“Over 80% of the world’s wastewater is released to environment without treatment,” the UN World Water Development Report 2017 reads. On this year’s World Water Day themed around “Why Waste Water,” ESCWA hosted on 22 March 2017 a ceremony in Amman under the auspices of Jordanian Minister of Water and Irrigation Hazim El Naser, in collaboration with the United Nations Educational, Scientific and Cultural Organization (UNESCO), the Arab Countries Water Utilities Association (ACWUA) and the Swedish government.
The conference, which was moderated by ESCWA Sustainable Development Policies Division (SDPD) Director Roula Majdalani, plunged into safe treatment of wastewater at the global and regional levels as well as the national level of Kuwait.
UNESCO Senior Programme Specialist in Water Science Bisher Iman tackled the global perspective on wastewater and highlighted that “the quantity of wastewater produced and its overall pollution load are increasing worldwide,” while stressing on the cost efficiency of healthy ecosystems and on the need for proper legislations. According to him, “at least 11 out of 22 Arab States have adopted legislation permitting the use of treated wastewater.”
Diving further into the regional perspective, ESCWA SDPD Water Resources Section Chief Carol Chouchani shared with the participants precise numbers and statistics on the collection and safe treatment of wastewater in the region in 2013, and tackled the challenges facing most of the countries as well as the responses implemented, including the Arab Strategy for Water Security in the Arab Region to Meet the Challenges and Future Needs for Sustainable Development 2010-2030.

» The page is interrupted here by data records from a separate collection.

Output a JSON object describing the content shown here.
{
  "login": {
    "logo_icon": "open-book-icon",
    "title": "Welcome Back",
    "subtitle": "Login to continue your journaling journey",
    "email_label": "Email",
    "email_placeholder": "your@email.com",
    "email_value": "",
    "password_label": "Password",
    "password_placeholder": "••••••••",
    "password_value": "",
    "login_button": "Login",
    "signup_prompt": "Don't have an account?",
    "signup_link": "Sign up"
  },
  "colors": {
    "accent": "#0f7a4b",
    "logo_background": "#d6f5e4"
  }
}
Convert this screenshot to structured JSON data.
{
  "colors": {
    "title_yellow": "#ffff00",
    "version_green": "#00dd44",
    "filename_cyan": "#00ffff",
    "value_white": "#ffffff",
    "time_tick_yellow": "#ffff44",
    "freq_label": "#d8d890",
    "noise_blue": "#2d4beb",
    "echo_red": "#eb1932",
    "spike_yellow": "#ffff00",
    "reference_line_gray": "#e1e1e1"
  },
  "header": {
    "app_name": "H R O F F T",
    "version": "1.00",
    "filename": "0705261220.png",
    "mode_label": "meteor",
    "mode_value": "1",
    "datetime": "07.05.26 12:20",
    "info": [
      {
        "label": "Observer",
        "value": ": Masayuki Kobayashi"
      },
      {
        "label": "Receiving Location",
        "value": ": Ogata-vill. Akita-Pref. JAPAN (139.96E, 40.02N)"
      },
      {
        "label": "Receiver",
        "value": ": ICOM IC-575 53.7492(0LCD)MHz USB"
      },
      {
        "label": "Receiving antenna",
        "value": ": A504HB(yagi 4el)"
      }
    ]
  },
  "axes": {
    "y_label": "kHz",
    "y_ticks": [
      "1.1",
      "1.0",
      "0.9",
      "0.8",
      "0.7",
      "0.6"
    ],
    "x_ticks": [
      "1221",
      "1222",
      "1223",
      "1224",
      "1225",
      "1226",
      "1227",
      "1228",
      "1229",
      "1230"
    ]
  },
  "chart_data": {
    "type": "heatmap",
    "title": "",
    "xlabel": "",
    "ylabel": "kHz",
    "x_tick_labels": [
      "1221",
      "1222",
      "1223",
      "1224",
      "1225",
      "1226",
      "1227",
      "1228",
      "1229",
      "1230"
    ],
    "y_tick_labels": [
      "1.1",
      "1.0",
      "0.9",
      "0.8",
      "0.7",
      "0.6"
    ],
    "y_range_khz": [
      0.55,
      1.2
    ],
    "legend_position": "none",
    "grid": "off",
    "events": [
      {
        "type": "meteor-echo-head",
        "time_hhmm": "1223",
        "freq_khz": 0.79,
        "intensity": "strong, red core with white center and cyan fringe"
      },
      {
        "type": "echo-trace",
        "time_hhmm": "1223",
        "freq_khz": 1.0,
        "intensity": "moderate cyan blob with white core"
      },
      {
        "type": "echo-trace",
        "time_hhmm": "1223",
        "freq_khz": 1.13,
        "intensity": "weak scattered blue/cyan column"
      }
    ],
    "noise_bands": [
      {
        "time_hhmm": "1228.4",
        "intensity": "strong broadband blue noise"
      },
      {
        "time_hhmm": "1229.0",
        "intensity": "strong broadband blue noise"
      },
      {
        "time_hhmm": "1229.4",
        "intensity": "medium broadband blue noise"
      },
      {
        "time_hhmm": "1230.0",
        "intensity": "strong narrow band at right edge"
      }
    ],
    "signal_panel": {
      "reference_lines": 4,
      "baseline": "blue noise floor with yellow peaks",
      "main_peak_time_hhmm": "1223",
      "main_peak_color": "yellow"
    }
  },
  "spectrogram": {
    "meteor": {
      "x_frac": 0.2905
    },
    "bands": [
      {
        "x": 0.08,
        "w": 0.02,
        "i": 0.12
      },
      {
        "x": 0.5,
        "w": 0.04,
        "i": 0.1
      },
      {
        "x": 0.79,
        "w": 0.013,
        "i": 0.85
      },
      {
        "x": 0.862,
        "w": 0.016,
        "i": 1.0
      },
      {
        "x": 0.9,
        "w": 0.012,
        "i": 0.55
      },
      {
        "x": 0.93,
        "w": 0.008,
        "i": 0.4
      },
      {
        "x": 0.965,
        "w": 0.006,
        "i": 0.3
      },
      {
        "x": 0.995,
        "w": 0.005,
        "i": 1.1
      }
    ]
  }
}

For her part, Director of Water Networks Projects at the Ministry of Electricity and Water of Kuwait and member of ESCWA Committee on Water Resources Maha Al-Mansour shared the practices adopted at the Sulaibiya Wastewater Treatment and Reclamation Plant in Kuwait.
During the ceremony, the 2017 World Water Development Report entitled “Wastewater: the Untapped Resource,” as well as “the Wastewater booklet: an Arab Perspective” were launched. The booklet showcases how wastewater is being increasingly viewed as a water resource by Arab States to help overcome water scarcity constraints.
“Being one of the lucky people born in a rich and free country, I have the moral obligation to realise that not everyone has had the same luck as me. Every day in this region and around the world people are struggling to access clean water,” Swedish Ambassador to Jordan Erik Ullenhag pointed out in his opening statement. He later added: “The world really needs to work together to meet probably the biggest challenge of our time.”